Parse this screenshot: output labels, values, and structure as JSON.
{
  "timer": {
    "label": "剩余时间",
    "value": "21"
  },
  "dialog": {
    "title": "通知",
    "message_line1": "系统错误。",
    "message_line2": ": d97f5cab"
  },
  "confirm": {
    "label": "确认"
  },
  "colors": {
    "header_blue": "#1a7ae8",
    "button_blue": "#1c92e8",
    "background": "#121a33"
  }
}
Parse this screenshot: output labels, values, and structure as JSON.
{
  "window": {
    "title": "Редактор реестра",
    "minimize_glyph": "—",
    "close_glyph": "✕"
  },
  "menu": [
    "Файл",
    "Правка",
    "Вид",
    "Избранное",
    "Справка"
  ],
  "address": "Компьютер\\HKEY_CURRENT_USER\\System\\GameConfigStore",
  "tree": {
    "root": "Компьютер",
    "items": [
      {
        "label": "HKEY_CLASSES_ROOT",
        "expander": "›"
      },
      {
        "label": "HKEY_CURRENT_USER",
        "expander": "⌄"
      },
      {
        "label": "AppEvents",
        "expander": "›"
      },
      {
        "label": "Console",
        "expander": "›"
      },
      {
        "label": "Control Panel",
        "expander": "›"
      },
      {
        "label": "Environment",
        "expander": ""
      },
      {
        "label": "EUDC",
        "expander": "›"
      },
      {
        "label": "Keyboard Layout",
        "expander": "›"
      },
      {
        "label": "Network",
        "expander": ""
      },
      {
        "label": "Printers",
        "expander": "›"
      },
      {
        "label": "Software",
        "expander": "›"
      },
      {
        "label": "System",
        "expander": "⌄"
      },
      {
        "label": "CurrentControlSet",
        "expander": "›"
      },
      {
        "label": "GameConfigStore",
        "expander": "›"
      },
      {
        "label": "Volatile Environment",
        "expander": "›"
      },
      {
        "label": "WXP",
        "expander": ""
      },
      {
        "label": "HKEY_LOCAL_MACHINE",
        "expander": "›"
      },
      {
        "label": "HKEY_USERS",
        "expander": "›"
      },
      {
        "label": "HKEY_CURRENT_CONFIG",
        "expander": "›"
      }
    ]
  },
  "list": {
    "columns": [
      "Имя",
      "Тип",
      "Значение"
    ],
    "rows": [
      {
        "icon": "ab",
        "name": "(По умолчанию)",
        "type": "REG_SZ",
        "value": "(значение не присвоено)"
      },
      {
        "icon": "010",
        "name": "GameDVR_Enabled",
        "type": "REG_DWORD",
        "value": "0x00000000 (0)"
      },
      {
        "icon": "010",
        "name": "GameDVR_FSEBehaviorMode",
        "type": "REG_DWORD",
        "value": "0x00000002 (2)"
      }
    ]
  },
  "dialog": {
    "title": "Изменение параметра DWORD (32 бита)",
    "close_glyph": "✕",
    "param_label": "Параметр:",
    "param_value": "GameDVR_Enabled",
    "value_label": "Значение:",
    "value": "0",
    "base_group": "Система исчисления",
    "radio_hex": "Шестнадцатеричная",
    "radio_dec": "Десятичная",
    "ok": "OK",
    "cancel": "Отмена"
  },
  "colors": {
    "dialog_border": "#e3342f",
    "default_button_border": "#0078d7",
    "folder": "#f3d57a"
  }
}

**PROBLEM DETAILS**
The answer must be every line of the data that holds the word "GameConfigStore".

**SOLUTION FOR THIS PROBLEM**
  "address": "Компьютер\\HKEY_CURRENT_USER\\System\\GameConfigStore",
        "label": "GameConfigStore",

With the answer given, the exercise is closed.